Movies are never as good as the books they’re based on. This is what I tell myself whenever I see a movie adaptation of a favorite novel.
Don’t compare them; they’re different. Don’t obsess over the casting decisions; they’ll never look like how you think they should (although “Gone Girl” did a great job with Rosamund Pike).
I walked into “Where’d You Go Bernadette” with this exact mantra in mind, sitting back as the lights dimmed.
Of course, sometimes they surprise you, most likely when it’s been a few years since you last read the book and can enjoy the movie without cringing too many times.
And then there are the films that recognize a book as inspiration but take the story in a different direction, choosing what can fit into a 2-hour time slot and be interesting enough to keep an audience’s attention. These are the success stories, when done well, and when the readers of a beloved book can recognize how different formats produce different stories.

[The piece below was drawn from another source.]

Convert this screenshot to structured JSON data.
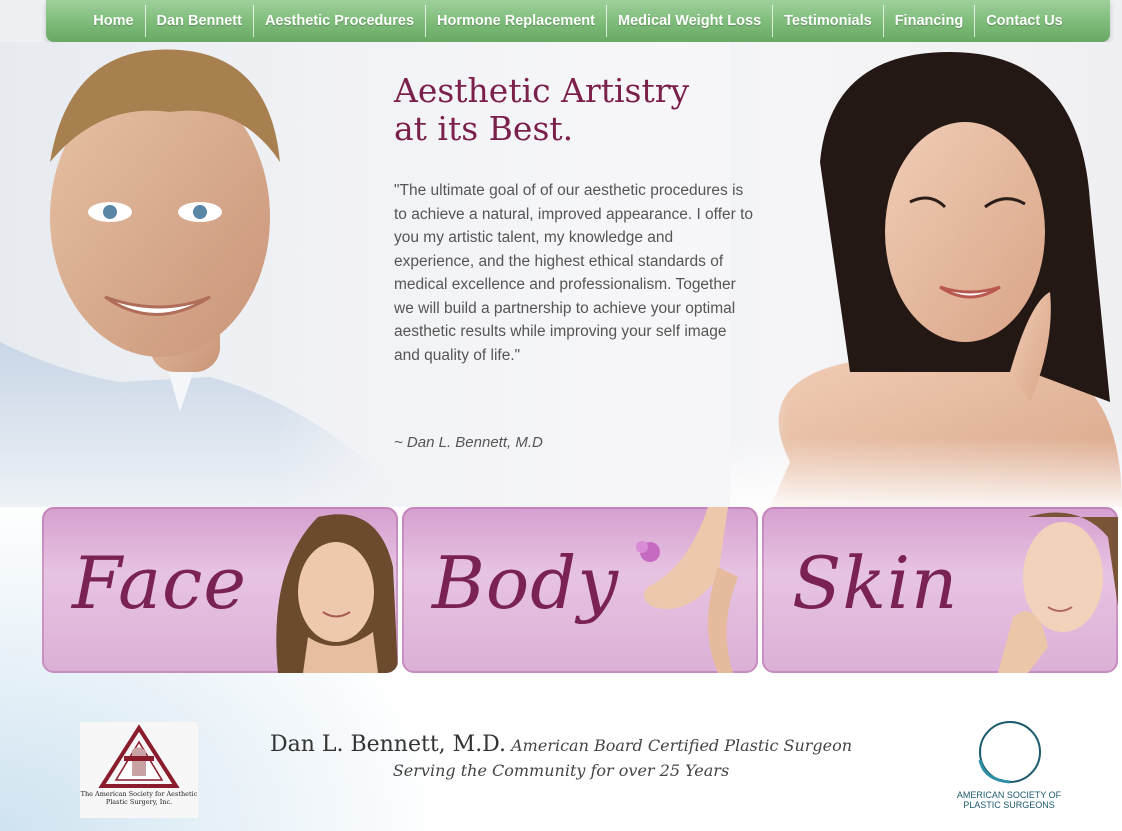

The film stars Cate Blanchett as rising star architect Bernadette Fox, who gives up a promising career to move to Seattle with techie husband, Elgin Branch (Billy Crudup) to raise sweet and sarcastic daughter Bee.
But the thing is, Bernadette hates people; detests their fake niceties, deplores social events, and absolutely cannot stand the moms at Bee’s school who hound her about sleepovers, fundraisers and bringing cupcakes to the annual bake sale.
But when Bee reminds her parents about a promised vacation to Antartica, Bernadette has to confront everything she’s afraid of and would prefer to jump out a window (literally), forcing Bee to search for where she may have gone.
The characters in the movie are funny, frustrating, and more real with a skilled set of actors than most page-to-screen adaptations can accomplish.
Whereas the book slowly revealed Bernadette’s story through FBI files, emails, and notes in 352 pages, the movie went inside the mind of Bernadette to share her struggles and anxieties, her hatred of Seattle gnats bugging her about an unkempt yard, and a husband giving in to the pressure of what everyone else sees in his wife.
I have always loved Cate Blanchett; she can play any character without giving away the fact that she is acting.
I often wonder what she would be like in real life, away from her roles as Carol, Lou, and Queen Elizabeth. With brown hair, a sharp American accent, and bangs, she completely inhabited the part of Bernadette Fox, becoming a character I liked better than I one I read about years before.
In 130 minutes, viewers experience the hilarious, and at times heartbreaking, unraveling of a family that is forced to cross oceans to come together again. If you don’t want to go to feel closer to your family, then go for Kristen Wiig. Never have I seen her in such a role, and she nailed it.
“Where’d You Go Bernadette” (Rated PG-13) will be released nationwide on August 16.